Types of vulval cancer
- Squamous cell carcinoma.
Most vulval cancers (90%) develop from squamous cells, the skin cells of the vulva. These cancers usually grow very slowly over a few years.
- Vulval melanoma
Vulval melanomas develop from melanin, the cells that produce pigment and give skin its colour. Only about 2–4% of vulval cancers are melanoma.
These are very rare. They develop from cells that line glands in the vulval skin. Paget’s disease of the vulva is a pre-malignant condition in which glandular cells spread outwards and across the vulval skin.
- Verrucous carcinoma.
This rare, very slow-growing type of cancer looks like a large wart.

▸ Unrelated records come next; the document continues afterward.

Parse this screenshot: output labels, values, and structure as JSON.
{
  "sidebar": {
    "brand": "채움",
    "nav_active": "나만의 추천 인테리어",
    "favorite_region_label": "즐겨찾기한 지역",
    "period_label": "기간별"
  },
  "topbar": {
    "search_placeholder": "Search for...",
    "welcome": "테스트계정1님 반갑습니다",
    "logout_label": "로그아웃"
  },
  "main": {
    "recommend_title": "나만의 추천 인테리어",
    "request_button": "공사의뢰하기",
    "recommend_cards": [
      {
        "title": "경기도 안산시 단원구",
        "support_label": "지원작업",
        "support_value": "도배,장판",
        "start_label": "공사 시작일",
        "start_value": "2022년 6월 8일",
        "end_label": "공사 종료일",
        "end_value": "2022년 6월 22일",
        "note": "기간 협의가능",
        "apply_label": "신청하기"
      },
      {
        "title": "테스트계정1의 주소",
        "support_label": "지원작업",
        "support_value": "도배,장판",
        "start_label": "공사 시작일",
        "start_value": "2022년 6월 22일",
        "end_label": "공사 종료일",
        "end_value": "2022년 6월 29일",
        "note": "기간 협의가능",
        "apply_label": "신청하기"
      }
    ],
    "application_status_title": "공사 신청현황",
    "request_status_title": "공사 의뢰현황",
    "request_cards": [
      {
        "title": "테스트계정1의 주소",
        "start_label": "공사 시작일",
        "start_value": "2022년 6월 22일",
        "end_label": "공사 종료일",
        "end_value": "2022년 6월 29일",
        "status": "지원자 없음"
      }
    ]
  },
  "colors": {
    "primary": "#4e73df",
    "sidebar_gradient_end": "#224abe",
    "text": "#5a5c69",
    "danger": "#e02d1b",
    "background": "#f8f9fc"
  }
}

These are extremely rare. Sarcomas develop from cells in tissue, such as muscle or fat under the skin, and tend to grow more quickly than other types of cancer.